However, about a quarter of that, less than 1.3 million gallons per minute, are flowing past the barrier and into the bay.
The rest of the water is backing up on his property, the Fagan Ranch, and other tracts in the area.
Gibbs said logjams are a part of the problem.
“They’ve created a dam out here without calling it a dam,” he said.
His massive oak trees are dying amid the flooding, and hundreds of acres are under water, unusable for raising cattle or growing hay.
He’s complained to the Guadalupe-Blanco River Authority, attended hours of public meetings and taken elected officials up in his plane to get a new perspective on the damage.
“GBRA will try to say it’s all marshland and swamps, but oak trees don’t grow on swamps,” Gibbs said.
Looking for solutions
Whether the state is stepping in, property owners along both rivers are not losing faith that a solution exists.
Victoria County has representation on the river authority board of directors through Dennis Patillo, a Victoria business man who was named Citizen of the Year in 2014.
Victoria County Commissioner Gary Burns said he is optimistic that with Patillo’s leadership, property owners will experience some relief.
“We’ve been fighting it for so long,” Burns said. “All we’ve gotten is the runaround.”
Patillo has given himself 60 days to develop a long-term plan of attack on the logjams plaguing the area.
The plan will establish a budget, funding mechanisms, time frame, communication standards and will work within federal regulations.
Whether the plan will come to fruition or have an impact has yet to be seen. Patillo is one vote on a board of nine members.
The logjams are also subject to a cost-benefit analysis. Any funding that goes to clear logjams in the Crossroads means another water project gets cut back.
Nonetheless, Patillo isn’t fazed.
He said he is impressed with the passion in people affected by the logjams but also recognizes the struggles the river authority faces.
“We need to give some serious consideration to talking to federal legislators to provide an ongoing funding mechanism for this,” he said.
The river authority cleared out a jam in March along the lower Guadalupe River, but with April’s record-setting rains, the problem shows no signs of stopping.
Logs are backing up, some 3-feet wide by 40-feet long, as far as the eye can see. The logs are traveling across four pipelines at the Fagan Ranch, posing a potential environmental hazard if one of the pipes laying on the bottom of the river breaks.
Jim Fagan called it a “dangerous situation” that could possibly lead to a lawsuit.
The river authority has acknowledged clearing logjams from the lower reaches of the Guadalupe River provides safe access for navigation and prevents course changes.
At this point, the river is unnavigable, said Ginger Fagan.
She worries about the course changes and implications it may have on county boundaries.
The Guadalupe River’s tributary, the San Antonio River, which serves as the boundary between Victoria and Refugio counties, is shifting in light of the jams.
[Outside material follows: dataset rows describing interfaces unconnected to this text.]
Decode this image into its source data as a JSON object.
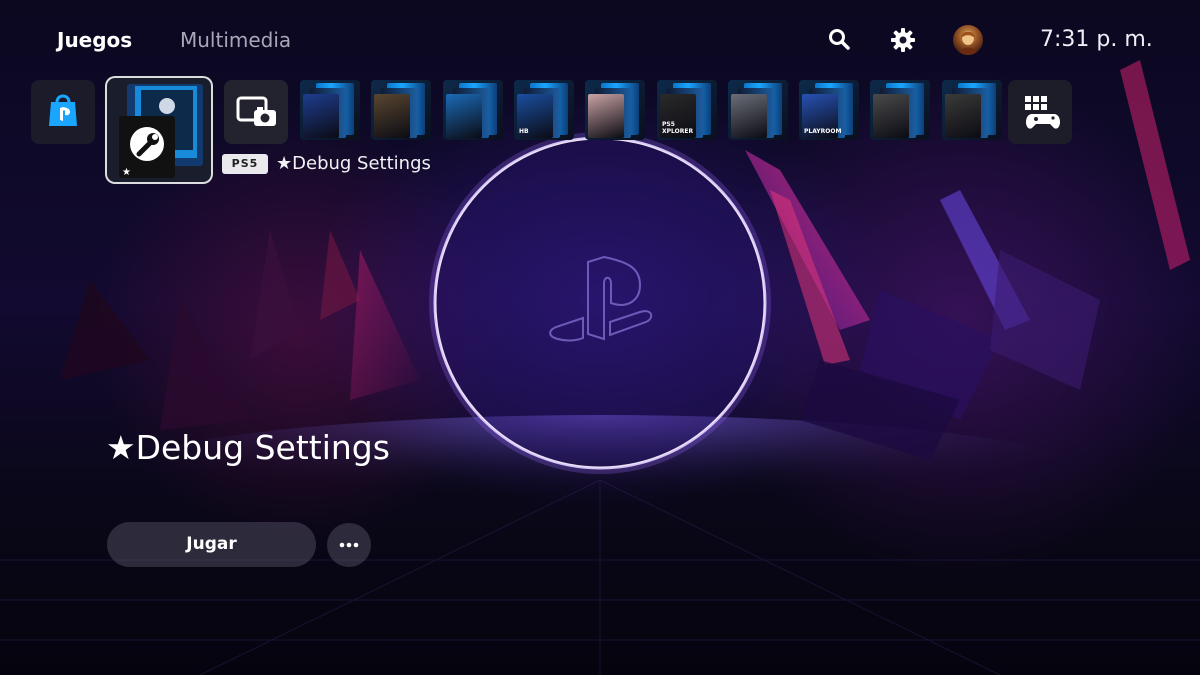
{
  "top_bar": {
    "tabs": [
      {
        "label": "Juegos",
        "active": true
      },
      {
        "label": "Multimedia",
        "active": false
      }
    ],
    "icons": [
      "search-icon",
      "settings-gear-icon",
      "user-avatar"
    ],
    "clock": "7:31 p. m."
  },
  "tiles_row": {
    "store_icon": "playstation-store-icon",
    "selected": {
      "icon": "wrench-icon",
      "platform_badge": "PS5",
      "caption": "★Debug Settings"
    },
    "capture_icon": "media-gallery-camera-icon",
    "game_tiles": [
      {
        "caption": "",
        "color": "#1e3d8f"
      },
      {
        "caption": "",
        "color": "#5a4630"
      },
      {
        "caption": "",
        "color": "#1b6bb8"
      },
      {
        "caption": "HB",
        "color": "#1a4fa0"
      },
      {
        "caption": "",
        "color": "#c9a3a3"
      },
      {
        "caption": "PS5 XPLORER",
        "color": "#2a2a2a"
      },
      {
        "caption": "",
        "color": "#6b6e78"
      },
      {
        "caption": "PLAYROOM",
        "color": "#2752b5"
      },
      {
        "caption": "",
        "color": "#4a4a4a"
      },
      {
        "caption": "",
        "color": "#3a3a38"
      }
    ],
    "library_icon": "game-library-icon"
  },
  "main": {
    "title": "★Debug Settings",
    "play_label": "Jugar",
    "more_icon": "more-options-icon"
  },
  "colors": {
    "accent_blue": "#1aa6ff",
    "ring_glow": "#f0e6ff",
    "background_magenta": "#c0186a",
    "background_violet": "#5a2ad0"
  }
}
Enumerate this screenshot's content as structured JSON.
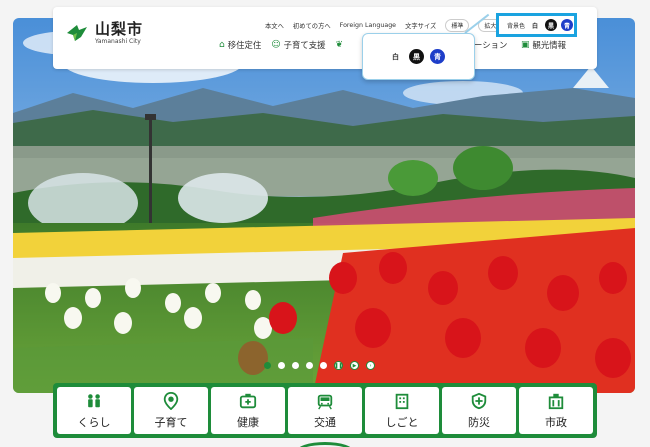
{
  "logo": {
    "name_jp": "山梨市",
    "name_en": "Yamanashi City"
  },
  "utility": {
    "links": [
      "本文へ",
      "初めての方へ",
      "Foreign Language"
    ],
    "font_size_label": "文字サイズ",
    "font_size_standard": "標準",
    "font_size_large": "拡大",
    "bg_label": "背景色",
    "bg_white": "白",
    "bg_black": "黒",
    "bg_blue": "青"
  },
  "nav": {
    "items": [
      {
        "label": "移住定住",
        "icon": "home-icon"
      },
      {
        "label": "子育て支援",
        "icon": "child-icon"
      },
      {
        "label": "ーション",
        "icon": "leaf-icon"
      },
      {
        "label": "観光情報",
        "icon": "camera-icon"
      }
    ]
  },
  "popup": {
    "white": "白",
    "black": "黒",
    "blue": "青"
  },
  "categories": [
    {
      "label": "くらし",
      "icon": "family-icon"
    },
    {
      "label": "子育て",
      "icon": "child-pin-icon"
    },
    {
      "label": "健康",
      "icon": "medical-box-icon"
    },
    {
      "label": "交通",
      "icon": "train-icon"
    },
    {
      "label": "しごと",
      "icon": "work-icon"
    },
    {
      "label": "防災",
      "icon": "shield-icon"
    },
    {
      "label": "市政",
      "icon": "building-icon"
    }
  ],
  "colors": {
    "brand_green": "#1e8c3a",
    "accent_blue": "#1aa3e0"
  }
}
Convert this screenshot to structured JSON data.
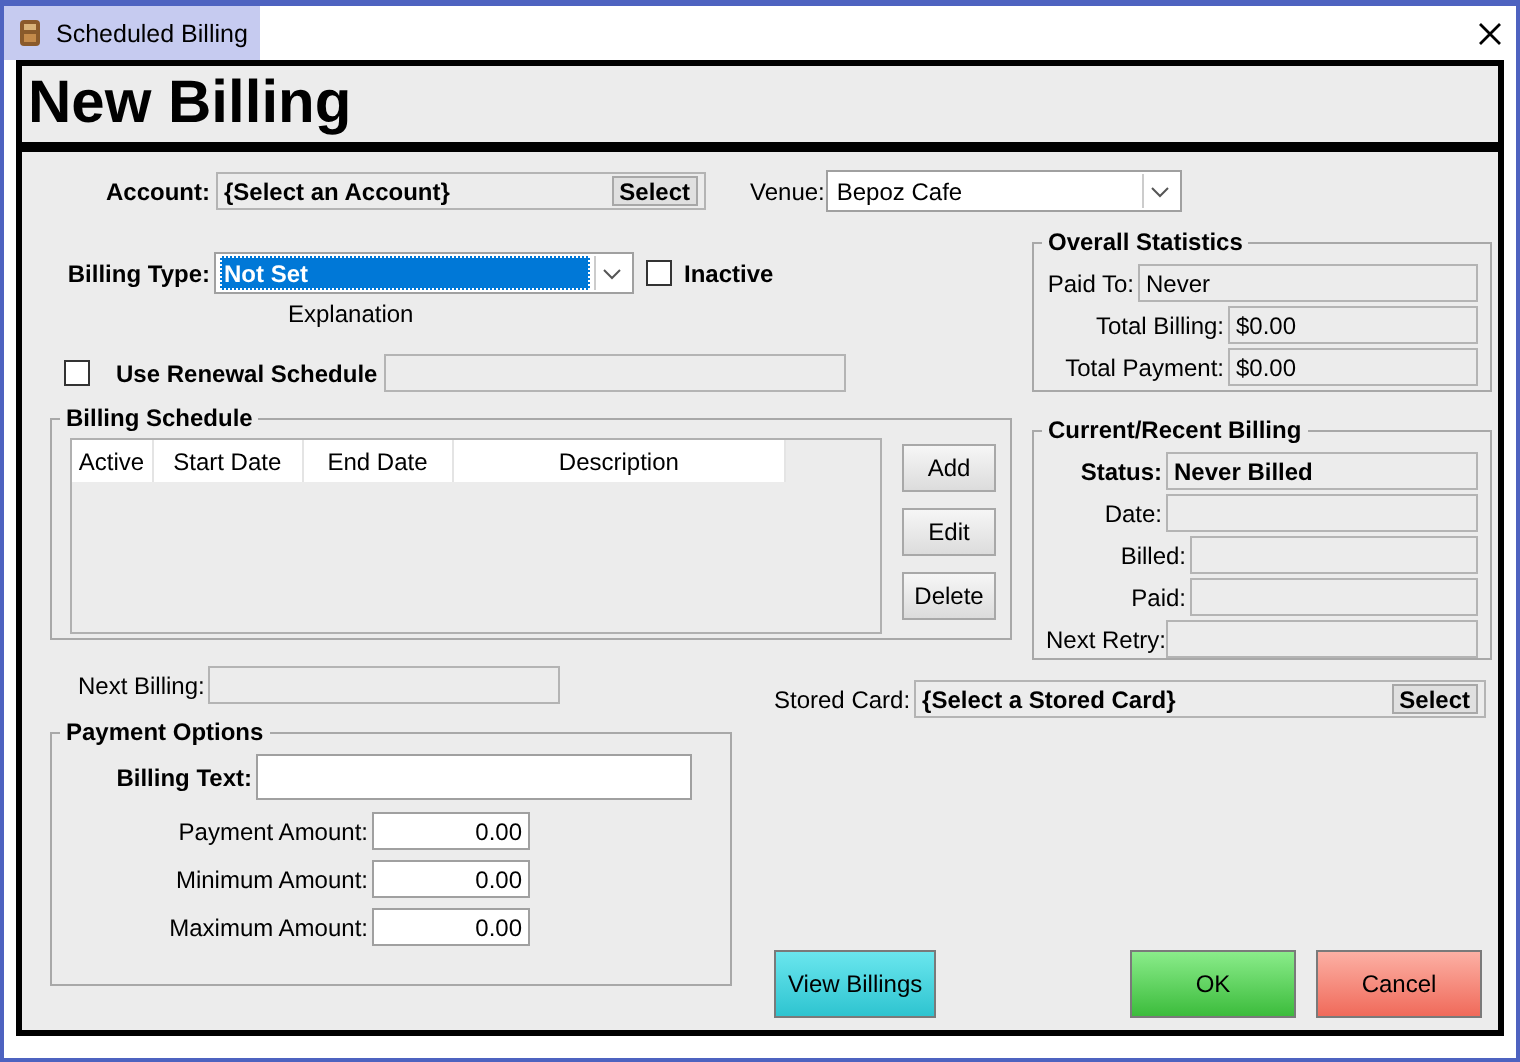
{
  "window": {
    "title": "Scheduled Billing"
  },
  "header": {
    "title": "New Billing"
  },
  "account": {
    "label": "Account:",
    "value": "{Select an Account}",
    "button": "Select"
  },
  "venue": {
    "label": "Venue:",
    "value": "Bepoz Cafe"
  },
  "billing_type": {
    "label": "Billing Type:",
    "value": "Not Set",
    "highlighted": true
  },
  "inactive": {
    "label": "Inactive",
    "checked": false
  },
  "explanation": "Explanation",
  "renewal": {
    "label": "Use Renewal Schedule",
    "checked": false
  },
  "billing_schedule": {
    "title": "Billing Schedule",
    "columns": [
      "Active",
      "Start Date",
      "End Date",
      "Description"
    ],
    "buttons": [
      "Add",
      "Edit",
      "Delete"
    ]
  },
  "next_billing": {
    "label": "Next Billing:"
  },
  "overall_statistics": {
    "title": "Overall Statistics",
    "fields": [
      {
        "label": "Paid To:",
        "value": "Never"
      },
      {
        "label": "Total Billing:",
        "value": "$0.00"
      },
      {
        "label": "Total Payment:",
        "value": "$0.00"
      }
    ]
  },
  "current_billing": {
    "title": "Current/Recent Billing",
    "fields": [
      {
        "label": "Status:",
        "value": "Never Billed",
        "kind": "emphasis"
      },
      {
        "label": "Date:",
        "kind": "plain"
      },
      {
        "label": "Billed:",
        "kind": "plain"
      },
      {
        "label": "Paid:",
        "kind": "plain"
      },
      {
        "label": "Next Retry:",
        "kind": "plain"
      }
    ]
  },
  "stored_card": {
    "label": "Stored Card:",
    "value": "{Select a Stored Card}",
    "button": "Select"
  },
  "payment_options": {
    "title": "Payment Options",
    "billing_text": {
      "label": "Billing Text:"
    },
    "amounts": [
      {
        "label": "Payment Amount:",
        "value": "0.00"
      },
      {
        "label": "Minimum Amount:",
        "value": "0.00"
      },
      {
        "label": "Maximum Amount:",
        "value": "0.00"
      }
    ]
  },
  "buttons": [
    {
      "label": "View Billings",
      "kind": "info"
    },
    {
      "label": "OK",
      "kind": "confirm"
    },
    {
      "label": "Cancel",
      "kind": "cancel"
    }
  ]
}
Victoria County is poised to lose 2,400 acres at the Fagan Ranch to Refugio County, she said.
Elm Bayou is now the main river while the San Antonio River sits dry, except during floods.
Ginger is preparing for the day the logjams on the San Antonio River reach U.S. Highway 77, the highway she championed for in the 1980s as a county judge.
She questions whether the logjams would be allowed to exist in places, such as New Braunfels, where the Guadalupe and Comal rivers are major tourism attractions, or whether South Texas could develop its rivers into popular destinations.
She is standing ready to put up a cable and pull out the logs herself, with or without the state’s blessing.
“The Guadalupe will go into the bay, but the San Antonio River will stop right there,” Ginger said. “It’s clogged.”
May 2, 2015